▶ EXERCISE INSTRUCTIONS: Please count the lines of the data that contain "comment" and state only the total.

▶ DATASET EXTRACT:
-- Opening Marker --
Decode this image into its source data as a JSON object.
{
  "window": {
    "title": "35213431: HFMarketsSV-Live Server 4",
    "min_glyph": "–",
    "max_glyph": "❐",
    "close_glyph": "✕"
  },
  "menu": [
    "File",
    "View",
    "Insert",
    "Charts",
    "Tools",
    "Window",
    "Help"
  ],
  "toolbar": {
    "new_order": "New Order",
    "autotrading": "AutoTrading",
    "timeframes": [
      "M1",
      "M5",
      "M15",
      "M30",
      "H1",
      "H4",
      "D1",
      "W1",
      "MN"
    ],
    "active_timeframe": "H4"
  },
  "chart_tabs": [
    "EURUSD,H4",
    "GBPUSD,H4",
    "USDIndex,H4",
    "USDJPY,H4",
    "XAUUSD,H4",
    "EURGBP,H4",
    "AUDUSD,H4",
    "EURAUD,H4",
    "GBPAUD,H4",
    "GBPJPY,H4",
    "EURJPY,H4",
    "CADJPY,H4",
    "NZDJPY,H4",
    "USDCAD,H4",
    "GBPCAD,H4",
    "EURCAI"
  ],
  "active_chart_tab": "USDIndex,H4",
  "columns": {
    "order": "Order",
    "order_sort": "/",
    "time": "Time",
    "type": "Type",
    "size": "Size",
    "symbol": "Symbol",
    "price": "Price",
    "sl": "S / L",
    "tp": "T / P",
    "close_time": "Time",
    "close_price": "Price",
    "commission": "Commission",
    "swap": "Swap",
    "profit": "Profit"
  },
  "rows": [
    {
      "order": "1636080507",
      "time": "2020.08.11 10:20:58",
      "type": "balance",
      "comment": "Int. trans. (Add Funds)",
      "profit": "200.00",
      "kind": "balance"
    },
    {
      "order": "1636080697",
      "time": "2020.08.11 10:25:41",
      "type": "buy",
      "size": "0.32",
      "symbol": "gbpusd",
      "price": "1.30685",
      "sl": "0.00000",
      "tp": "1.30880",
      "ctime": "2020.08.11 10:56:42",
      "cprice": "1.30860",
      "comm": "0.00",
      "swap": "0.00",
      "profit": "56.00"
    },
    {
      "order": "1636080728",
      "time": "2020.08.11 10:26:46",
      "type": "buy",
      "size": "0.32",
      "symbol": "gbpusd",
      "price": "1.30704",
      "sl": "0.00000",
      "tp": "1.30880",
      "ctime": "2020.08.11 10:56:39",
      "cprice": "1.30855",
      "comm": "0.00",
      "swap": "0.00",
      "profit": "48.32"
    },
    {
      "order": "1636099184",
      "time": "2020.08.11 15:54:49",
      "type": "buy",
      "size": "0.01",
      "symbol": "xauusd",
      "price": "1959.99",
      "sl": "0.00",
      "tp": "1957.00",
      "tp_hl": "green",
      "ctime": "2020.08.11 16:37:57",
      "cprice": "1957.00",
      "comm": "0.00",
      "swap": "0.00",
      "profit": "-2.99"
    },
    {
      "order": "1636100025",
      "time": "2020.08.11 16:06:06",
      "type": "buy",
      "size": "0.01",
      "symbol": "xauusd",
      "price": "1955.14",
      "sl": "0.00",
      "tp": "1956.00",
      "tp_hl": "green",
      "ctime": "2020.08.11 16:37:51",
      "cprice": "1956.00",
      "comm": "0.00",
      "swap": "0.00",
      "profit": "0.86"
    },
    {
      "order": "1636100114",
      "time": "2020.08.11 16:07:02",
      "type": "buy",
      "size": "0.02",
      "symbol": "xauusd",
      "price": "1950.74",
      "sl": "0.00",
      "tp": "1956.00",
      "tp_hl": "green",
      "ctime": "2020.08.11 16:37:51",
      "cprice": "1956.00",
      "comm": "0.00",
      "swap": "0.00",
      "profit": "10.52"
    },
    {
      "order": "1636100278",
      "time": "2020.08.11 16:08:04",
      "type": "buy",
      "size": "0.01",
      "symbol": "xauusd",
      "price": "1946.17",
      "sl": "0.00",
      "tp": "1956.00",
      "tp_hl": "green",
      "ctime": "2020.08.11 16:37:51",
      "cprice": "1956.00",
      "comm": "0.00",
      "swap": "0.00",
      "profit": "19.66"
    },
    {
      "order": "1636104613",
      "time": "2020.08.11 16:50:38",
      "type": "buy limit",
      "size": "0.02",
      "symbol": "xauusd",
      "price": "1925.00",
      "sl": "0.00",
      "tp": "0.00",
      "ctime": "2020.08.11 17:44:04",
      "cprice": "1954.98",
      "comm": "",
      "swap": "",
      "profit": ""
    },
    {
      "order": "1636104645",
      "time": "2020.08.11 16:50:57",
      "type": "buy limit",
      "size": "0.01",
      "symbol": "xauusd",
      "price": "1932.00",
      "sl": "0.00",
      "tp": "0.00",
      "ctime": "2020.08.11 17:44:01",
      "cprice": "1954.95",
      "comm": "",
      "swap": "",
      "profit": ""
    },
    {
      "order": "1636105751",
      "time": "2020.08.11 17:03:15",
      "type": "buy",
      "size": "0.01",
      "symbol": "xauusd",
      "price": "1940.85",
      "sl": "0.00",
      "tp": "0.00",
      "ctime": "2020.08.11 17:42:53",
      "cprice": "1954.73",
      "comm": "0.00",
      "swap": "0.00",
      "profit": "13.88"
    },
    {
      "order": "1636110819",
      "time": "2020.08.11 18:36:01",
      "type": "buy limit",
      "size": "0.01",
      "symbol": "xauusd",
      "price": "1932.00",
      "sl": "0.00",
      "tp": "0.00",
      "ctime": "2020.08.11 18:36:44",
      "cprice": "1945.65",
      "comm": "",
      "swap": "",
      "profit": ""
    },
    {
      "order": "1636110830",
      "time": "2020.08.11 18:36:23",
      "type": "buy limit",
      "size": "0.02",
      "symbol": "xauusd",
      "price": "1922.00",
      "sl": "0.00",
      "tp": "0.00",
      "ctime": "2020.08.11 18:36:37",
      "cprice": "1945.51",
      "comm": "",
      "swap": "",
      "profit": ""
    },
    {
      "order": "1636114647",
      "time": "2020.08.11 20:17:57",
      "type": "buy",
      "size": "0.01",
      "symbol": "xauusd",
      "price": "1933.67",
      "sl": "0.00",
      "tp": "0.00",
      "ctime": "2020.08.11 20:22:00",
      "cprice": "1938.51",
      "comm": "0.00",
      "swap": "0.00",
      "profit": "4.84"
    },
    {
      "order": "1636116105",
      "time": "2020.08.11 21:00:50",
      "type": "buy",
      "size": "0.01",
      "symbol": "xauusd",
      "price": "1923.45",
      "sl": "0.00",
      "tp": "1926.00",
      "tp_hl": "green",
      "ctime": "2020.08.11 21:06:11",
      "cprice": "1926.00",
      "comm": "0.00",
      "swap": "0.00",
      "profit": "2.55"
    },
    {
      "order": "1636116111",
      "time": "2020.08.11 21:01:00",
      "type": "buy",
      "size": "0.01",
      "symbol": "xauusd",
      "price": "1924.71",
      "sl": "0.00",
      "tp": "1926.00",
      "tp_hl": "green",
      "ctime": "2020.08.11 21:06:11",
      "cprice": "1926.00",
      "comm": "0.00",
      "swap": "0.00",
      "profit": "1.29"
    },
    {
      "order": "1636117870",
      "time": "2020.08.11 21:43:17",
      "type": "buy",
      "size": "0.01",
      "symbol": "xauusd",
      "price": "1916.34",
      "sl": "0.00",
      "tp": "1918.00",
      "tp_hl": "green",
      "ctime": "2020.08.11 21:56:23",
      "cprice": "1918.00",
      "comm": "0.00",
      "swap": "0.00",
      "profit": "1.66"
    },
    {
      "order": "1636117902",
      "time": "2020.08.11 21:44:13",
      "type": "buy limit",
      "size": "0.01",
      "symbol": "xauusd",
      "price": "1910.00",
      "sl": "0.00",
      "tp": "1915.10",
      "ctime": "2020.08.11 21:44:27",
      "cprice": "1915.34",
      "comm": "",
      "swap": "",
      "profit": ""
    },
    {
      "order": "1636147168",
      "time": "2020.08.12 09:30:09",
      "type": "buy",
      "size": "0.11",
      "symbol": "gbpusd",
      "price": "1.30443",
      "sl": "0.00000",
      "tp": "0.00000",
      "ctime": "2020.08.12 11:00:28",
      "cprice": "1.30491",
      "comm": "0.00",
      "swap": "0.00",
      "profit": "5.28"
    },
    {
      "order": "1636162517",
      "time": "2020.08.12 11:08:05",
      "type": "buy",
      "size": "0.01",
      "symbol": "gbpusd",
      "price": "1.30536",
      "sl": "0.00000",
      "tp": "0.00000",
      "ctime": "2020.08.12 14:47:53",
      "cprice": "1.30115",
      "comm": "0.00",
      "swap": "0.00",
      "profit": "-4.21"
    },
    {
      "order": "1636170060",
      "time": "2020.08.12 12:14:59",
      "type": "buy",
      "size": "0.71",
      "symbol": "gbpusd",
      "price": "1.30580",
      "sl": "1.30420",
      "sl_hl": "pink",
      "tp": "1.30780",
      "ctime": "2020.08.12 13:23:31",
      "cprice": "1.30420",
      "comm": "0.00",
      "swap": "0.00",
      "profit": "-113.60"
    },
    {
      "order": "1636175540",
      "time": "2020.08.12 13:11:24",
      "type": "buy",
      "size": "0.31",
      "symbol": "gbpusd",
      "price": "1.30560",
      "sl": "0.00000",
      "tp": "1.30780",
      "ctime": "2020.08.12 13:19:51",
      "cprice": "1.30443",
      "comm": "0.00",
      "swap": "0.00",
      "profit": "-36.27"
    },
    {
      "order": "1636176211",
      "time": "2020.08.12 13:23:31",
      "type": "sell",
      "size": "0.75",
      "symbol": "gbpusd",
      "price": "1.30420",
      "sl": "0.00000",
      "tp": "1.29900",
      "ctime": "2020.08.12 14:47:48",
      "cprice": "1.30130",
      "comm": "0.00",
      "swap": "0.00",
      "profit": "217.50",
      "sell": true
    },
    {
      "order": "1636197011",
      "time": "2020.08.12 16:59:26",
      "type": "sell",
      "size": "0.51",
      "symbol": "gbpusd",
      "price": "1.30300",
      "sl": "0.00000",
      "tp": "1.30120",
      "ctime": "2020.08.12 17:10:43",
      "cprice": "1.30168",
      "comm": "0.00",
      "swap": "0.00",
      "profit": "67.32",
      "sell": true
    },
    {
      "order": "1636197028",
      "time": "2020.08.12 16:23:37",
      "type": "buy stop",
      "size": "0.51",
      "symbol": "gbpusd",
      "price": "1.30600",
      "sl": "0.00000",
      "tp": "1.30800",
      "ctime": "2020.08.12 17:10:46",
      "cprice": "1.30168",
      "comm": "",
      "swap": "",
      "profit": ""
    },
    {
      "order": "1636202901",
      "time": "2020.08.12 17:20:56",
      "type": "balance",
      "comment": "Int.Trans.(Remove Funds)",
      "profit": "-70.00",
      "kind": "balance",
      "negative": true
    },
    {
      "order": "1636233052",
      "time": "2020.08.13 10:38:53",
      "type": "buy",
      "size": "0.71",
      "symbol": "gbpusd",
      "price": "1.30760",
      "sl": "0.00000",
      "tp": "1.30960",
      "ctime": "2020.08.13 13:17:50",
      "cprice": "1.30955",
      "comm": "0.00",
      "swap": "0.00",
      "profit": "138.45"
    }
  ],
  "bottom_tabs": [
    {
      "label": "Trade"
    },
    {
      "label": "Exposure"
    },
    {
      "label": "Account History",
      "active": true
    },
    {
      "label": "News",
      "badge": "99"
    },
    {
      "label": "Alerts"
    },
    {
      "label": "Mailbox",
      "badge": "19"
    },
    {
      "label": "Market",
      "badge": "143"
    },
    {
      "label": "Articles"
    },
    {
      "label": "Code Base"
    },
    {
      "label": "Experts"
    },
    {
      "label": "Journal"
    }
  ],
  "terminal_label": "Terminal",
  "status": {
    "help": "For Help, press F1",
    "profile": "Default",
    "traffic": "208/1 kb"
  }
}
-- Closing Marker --
▶ TASK ANSWER: 2